*** Opening TASK INPUTS ***

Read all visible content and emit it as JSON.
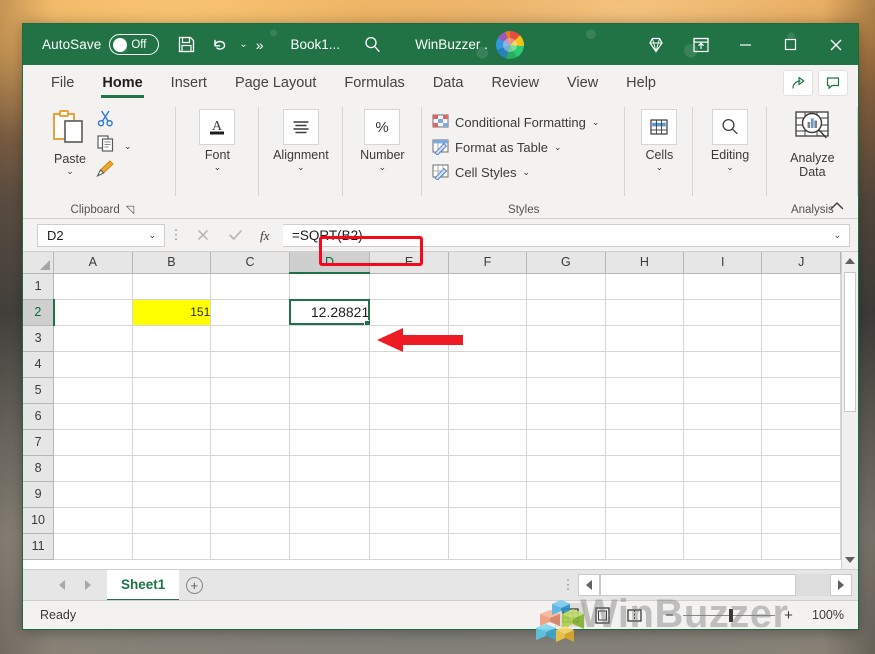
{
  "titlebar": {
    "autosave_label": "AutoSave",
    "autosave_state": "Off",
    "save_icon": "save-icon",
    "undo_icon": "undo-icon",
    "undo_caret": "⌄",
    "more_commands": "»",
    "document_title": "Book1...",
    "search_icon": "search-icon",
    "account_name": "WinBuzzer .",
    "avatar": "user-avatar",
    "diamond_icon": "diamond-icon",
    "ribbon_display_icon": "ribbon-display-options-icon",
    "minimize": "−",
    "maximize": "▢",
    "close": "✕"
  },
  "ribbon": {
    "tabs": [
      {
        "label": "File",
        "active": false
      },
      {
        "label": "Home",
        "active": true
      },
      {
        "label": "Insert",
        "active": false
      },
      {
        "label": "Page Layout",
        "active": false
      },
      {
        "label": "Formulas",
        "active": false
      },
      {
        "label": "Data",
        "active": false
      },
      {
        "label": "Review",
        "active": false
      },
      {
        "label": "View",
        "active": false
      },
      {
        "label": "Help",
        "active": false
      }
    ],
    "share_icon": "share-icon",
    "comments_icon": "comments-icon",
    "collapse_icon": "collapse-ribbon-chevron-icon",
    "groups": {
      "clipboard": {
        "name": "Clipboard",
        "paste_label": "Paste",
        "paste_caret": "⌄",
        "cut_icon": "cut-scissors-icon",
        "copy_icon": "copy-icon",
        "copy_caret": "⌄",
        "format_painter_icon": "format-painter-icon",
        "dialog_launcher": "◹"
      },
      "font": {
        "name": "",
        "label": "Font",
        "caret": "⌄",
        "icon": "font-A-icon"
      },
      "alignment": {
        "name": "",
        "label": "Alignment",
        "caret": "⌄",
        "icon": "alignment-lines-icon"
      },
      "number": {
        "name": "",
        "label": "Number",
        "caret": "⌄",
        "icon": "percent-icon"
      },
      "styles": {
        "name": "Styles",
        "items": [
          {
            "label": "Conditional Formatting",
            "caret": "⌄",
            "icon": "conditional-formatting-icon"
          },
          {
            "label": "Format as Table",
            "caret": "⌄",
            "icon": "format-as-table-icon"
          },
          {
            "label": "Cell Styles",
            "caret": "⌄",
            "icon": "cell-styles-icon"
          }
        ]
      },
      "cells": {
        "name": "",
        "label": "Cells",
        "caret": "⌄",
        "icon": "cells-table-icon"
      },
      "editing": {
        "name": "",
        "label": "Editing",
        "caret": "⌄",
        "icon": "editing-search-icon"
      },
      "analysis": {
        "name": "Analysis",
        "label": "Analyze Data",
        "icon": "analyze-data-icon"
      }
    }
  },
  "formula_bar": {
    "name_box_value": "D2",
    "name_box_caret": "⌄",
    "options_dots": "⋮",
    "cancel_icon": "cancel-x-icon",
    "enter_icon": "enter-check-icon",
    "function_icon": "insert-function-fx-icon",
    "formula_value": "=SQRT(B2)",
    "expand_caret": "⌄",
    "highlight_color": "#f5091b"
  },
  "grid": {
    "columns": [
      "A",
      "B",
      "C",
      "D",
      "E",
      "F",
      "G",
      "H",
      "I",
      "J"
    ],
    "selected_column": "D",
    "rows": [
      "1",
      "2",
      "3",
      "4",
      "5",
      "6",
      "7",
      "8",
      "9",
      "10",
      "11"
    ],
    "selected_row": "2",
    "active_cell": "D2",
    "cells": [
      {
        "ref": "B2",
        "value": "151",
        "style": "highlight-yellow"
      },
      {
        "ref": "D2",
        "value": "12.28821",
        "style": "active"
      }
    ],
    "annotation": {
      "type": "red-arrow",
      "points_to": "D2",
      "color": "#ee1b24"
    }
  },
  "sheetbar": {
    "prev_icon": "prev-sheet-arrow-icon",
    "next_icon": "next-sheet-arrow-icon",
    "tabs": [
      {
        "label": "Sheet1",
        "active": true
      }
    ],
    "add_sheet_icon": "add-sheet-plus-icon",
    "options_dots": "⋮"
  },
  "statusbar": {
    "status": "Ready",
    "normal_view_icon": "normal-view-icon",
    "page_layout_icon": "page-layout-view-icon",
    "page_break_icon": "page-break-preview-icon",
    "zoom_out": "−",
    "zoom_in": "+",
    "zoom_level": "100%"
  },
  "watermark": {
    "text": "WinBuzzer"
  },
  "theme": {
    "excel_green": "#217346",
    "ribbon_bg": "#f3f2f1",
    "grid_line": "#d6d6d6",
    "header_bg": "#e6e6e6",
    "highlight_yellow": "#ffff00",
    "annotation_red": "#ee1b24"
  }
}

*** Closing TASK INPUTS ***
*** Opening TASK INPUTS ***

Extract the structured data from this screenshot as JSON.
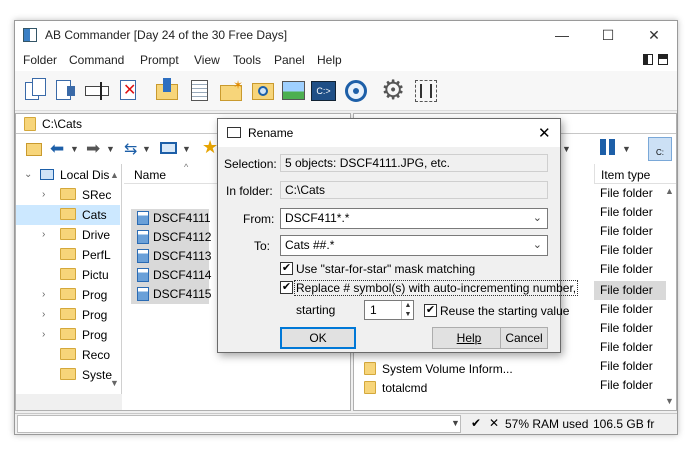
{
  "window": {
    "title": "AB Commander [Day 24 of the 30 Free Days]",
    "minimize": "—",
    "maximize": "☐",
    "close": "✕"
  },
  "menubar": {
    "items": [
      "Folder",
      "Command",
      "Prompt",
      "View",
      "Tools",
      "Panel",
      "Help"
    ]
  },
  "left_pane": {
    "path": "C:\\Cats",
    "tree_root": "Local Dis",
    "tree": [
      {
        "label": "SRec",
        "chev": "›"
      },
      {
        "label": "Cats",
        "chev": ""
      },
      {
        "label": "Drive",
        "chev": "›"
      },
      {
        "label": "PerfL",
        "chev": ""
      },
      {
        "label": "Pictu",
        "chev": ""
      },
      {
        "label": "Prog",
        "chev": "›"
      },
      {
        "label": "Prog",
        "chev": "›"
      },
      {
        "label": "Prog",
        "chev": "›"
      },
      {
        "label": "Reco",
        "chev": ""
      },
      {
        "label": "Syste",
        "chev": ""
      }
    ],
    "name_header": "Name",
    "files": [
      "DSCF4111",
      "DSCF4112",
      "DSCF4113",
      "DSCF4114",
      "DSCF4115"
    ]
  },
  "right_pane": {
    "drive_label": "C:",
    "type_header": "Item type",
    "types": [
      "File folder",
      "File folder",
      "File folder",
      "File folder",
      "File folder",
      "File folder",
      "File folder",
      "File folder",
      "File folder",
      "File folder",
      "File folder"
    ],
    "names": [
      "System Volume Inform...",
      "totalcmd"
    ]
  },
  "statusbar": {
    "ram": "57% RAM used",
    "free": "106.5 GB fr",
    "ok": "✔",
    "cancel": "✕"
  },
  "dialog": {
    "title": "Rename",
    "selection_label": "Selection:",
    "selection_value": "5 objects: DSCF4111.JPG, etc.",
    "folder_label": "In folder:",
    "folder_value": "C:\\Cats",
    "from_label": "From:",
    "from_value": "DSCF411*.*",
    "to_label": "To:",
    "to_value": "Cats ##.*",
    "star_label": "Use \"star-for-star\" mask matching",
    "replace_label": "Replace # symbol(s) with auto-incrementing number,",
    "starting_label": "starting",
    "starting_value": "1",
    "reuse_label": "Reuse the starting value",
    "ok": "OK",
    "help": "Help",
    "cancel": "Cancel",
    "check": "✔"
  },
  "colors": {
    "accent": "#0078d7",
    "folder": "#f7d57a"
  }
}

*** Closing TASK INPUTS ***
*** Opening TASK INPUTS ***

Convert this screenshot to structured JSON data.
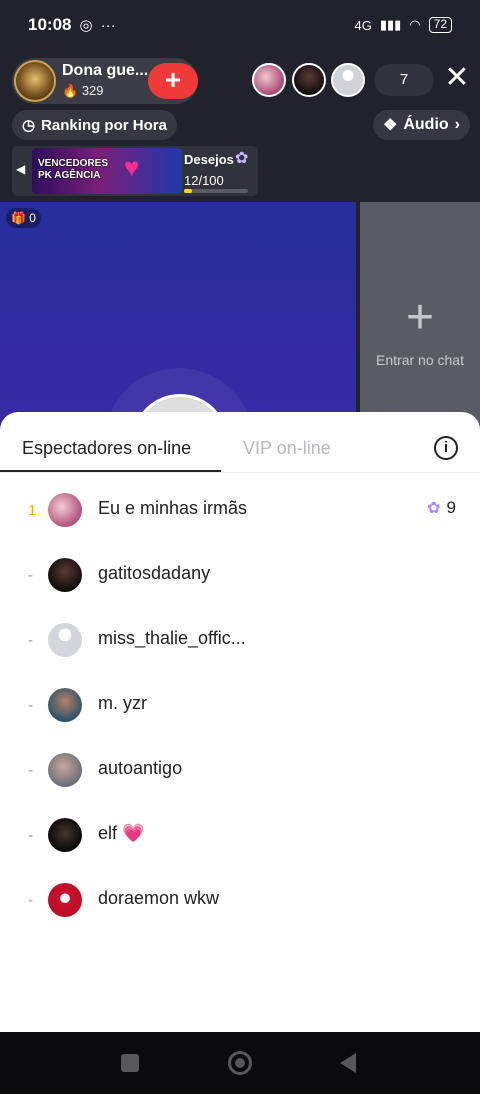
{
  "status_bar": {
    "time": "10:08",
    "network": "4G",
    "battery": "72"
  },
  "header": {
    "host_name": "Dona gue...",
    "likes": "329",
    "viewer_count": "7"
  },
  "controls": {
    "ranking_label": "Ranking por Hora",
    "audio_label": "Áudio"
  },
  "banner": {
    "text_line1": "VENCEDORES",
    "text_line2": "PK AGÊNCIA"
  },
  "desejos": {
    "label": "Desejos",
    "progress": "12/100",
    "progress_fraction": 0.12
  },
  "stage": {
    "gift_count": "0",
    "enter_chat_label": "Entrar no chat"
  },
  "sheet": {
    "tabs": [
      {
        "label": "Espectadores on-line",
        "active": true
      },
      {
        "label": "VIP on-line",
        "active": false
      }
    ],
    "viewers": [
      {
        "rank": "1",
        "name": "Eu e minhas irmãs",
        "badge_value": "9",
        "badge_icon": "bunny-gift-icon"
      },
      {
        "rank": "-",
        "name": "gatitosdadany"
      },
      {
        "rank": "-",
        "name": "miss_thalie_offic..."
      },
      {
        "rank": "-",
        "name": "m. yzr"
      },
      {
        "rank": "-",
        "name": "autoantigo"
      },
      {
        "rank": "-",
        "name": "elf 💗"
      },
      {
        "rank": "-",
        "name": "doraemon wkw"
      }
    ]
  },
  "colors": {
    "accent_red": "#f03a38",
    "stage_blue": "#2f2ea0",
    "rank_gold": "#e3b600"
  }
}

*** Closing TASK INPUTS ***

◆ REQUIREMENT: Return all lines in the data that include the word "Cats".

◆ EXPECTED OUTPUT:
    "path": "C:\\Cats",
        "label": "Cats",
    "folder_value": "C:\\Cats",
    "to_value": "Cats ##.*",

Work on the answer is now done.